(Veronica made a nice list of tiles for wallpapers and corresponding output previews, but the link died….)

Guide points and other guides

These features are there to help you design your tile pattern. Specifically, they're there to help design seamless tiles.

  • Guide points: When a guide point is created on one side of a guide, counterparts are automatically created on all other sides of the basic guide. All changes to the original will be reflected onto counterpart.
  • Guide segment: clicking and dragging on a guide point creates a guide segment, which also shows on all of the guide point's counterparts. The idea is to place a node on a guide point, snap its handle to the end of the segment, then repeat with the guide point's counterparts. When a "fuse" operation is applied, the result will be a perfectly smooth transition from one tile to the next.

See this javascript program for an approximate idea of how it'd behave. Note: programming-wise, the guide points don't actually do anything, they're just visual references.
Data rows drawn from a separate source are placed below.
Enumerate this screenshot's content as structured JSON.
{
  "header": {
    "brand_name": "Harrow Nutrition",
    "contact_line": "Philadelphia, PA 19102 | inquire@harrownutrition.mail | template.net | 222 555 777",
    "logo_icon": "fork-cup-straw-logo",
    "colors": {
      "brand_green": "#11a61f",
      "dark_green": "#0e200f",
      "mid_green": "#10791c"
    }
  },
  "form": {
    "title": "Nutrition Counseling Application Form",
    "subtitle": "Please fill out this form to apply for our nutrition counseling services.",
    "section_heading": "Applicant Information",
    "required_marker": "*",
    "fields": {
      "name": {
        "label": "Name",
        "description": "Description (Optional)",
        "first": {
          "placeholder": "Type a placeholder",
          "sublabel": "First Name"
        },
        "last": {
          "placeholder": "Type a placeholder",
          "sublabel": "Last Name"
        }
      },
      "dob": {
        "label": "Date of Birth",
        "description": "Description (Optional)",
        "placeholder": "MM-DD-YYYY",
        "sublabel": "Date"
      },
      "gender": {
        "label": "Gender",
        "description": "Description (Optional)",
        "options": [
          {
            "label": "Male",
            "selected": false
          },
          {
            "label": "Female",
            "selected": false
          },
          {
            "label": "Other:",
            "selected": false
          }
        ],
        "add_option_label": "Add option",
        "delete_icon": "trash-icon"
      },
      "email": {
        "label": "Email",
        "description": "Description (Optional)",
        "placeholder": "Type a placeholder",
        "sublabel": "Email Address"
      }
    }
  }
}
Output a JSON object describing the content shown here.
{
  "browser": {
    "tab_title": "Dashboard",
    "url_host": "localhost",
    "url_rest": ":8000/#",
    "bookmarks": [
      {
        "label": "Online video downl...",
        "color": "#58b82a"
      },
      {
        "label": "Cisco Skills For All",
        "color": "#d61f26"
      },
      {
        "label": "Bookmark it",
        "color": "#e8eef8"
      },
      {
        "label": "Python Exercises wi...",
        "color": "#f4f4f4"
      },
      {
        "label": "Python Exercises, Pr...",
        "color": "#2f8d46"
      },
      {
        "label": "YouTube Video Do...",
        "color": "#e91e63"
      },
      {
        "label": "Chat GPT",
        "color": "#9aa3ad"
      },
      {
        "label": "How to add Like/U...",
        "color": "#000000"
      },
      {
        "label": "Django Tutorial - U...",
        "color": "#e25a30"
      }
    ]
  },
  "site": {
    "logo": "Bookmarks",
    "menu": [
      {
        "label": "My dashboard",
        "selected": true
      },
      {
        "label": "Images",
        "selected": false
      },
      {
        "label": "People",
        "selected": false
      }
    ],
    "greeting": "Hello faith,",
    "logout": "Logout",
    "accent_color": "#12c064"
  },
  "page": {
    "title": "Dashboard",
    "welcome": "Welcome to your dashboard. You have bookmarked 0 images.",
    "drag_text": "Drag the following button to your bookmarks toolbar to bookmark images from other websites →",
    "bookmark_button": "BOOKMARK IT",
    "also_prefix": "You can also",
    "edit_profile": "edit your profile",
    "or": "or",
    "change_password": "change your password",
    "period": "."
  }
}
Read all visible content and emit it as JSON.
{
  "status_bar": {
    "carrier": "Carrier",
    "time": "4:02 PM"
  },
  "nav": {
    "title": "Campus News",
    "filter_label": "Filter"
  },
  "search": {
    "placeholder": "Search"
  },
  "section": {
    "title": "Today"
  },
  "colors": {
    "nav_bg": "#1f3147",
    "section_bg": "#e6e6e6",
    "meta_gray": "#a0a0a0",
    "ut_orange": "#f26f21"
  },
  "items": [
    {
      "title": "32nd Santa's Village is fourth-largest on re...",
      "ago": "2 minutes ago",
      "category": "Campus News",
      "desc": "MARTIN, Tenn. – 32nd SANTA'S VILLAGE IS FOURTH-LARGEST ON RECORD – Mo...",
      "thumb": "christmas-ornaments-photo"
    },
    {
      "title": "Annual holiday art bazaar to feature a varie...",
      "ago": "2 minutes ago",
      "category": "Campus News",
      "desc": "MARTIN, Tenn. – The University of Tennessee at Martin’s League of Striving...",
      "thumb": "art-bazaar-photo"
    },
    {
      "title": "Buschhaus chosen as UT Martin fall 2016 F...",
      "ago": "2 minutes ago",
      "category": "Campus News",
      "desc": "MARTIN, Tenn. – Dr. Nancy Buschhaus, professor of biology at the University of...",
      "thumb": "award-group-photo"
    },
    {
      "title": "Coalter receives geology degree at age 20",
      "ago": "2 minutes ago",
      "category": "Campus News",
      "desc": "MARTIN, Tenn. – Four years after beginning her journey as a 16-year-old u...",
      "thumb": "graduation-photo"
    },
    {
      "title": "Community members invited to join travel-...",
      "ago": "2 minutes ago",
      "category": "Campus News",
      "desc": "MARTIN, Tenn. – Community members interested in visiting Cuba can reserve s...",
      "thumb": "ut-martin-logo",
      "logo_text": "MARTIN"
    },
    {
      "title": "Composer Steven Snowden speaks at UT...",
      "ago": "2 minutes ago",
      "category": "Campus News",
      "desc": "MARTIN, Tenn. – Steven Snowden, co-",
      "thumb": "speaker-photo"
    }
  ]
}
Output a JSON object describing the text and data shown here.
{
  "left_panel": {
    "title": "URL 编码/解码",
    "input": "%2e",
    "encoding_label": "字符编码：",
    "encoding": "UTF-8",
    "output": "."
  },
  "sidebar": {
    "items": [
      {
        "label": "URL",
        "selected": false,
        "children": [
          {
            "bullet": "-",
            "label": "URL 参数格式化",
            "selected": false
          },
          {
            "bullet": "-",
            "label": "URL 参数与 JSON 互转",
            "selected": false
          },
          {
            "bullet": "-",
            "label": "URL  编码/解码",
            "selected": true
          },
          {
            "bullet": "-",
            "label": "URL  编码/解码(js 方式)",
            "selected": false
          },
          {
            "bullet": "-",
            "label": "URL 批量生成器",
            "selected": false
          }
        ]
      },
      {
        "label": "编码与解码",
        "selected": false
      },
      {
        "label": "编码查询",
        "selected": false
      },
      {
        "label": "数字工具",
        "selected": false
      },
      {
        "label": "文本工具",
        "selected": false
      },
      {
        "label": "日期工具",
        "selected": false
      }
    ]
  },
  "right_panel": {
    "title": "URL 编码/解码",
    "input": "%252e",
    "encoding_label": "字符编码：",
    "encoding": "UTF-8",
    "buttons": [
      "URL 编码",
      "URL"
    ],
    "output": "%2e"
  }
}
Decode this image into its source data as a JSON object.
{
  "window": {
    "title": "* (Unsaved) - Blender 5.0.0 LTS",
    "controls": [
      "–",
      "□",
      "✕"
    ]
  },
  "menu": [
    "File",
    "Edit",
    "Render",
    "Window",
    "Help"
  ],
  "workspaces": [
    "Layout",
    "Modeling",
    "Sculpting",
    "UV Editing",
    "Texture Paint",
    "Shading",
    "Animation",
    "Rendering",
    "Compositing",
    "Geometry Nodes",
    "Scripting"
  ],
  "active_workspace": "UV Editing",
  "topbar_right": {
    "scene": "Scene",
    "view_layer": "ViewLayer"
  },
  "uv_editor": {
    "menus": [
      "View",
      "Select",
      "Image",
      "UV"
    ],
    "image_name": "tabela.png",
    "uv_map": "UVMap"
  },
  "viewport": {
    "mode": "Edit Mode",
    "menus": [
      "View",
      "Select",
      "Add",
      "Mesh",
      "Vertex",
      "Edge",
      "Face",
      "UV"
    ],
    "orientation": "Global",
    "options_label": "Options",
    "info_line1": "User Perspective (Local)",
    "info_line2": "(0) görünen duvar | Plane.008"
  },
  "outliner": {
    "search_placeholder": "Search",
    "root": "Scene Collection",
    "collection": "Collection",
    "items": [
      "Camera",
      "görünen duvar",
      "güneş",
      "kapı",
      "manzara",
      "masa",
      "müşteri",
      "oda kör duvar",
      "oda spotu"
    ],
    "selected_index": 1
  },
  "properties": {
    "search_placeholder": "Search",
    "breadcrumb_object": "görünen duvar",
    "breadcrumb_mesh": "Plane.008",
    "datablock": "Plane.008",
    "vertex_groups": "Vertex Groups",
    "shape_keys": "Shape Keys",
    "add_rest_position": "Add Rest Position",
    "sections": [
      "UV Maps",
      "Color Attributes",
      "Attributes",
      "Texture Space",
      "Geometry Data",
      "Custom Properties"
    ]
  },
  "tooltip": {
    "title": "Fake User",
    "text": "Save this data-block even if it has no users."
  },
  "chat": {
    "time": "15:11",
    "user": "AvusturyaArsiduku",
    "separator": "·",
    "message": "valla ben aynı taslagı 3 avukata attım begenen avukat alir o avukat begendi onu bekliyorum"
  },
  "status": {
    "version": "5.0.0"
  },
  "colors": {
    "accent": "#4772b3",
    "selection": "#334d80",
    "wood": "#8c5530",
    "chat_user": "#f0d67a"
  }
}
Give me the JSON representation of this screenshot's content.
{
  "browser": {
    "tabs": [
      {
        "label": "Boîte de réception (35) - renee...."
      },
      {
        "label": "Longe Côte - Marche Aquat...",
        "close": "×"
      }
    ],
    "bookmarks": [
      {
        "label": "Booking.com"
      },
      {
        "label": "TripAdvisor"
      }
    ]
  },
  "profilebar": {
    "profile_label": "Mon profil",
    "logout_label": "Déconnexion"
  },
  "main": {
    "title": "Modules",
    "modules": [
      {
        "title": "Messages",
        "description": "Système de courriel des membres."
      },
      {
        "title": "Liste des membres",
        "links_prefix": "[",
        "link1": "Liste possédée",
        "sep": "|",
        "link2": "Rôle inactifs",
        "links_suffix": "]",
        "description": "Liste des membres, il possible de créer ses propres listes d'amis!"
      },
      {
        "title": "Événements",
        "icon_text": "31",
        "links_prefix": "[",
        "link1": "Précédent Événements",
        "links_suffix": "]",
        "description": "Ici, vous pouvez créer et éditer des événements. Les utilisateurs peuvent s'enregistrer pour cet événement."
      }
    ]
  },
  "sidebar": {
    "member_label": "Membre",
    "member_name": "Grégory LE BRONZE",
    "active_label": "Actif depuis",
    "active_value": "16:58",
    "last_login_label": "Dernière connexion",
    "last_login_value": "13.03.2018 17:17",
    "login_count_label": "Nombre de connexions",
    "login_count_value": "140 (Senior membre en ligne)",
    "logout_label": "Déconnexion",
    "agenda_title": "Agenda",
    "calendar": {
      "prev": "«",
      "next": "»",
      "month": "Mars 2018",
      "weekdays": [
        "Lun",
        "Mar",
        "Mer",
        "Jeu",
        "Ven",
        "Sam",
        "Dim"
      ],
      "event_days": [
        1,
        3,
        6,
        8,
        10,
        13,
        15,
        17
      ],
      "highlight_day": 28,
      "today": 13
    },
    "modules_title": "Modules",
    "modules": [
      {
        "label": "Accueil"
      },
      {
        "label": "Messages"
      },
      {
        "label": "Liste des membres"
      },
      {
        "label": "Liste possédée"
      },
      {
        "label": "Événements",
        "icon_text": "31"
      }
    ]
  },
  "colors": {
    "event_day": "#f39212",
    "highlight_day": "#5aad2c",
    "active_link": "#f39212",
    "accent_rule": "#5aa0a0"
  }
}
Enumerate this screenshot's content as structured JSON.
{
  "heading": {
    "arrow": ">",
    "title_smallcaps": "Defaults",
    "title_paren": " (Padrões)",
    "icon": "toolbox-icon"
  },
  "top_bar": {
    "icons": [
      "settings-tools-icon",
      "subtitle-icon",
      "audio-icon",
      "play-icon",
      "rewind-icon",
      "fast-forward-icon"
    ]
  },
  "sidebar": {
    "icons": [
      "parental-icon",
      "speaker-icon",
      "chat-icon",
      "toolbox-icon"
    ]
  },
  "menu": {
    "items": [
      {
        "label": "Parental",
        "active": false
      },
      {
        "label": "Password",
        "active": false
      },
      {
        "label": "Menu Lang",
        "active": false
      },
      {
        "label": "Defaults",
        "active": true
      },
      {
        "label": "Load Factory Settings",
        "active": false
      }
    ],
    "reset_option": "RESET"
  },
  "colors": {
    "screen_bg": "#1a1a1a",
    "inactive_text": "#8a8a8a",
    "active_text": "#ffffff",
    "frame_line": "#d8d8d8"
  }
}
When Inkscape creates a "Fuse path" tiling, it just joins the nearest nodes. This means you can introduce slight dynamics and still have lines link up, though Inkscape can't guarantee the results in this case. Depending on the guide type, other types of guides are available (parallel lines, arcs etc.)

Render frame

Render frame feature for the tiling tool proposal

A render frame is a tiling outline allowing the user to manually choose which frames to render. This is made up of a "central" tile and additional tiles (so when dynamics are applied, they start with the central tile). By default the frame is rendered over the original tile, but is a separate object that can be moved around, rotated and resized.

Tile stacking

You can easily stack different tilings! Explanation of tile stacking feature for my tiling proposal

Inkscape will likely have an Effects stacking mechanism in the future. Whatever it is, tiling would also fit right into it.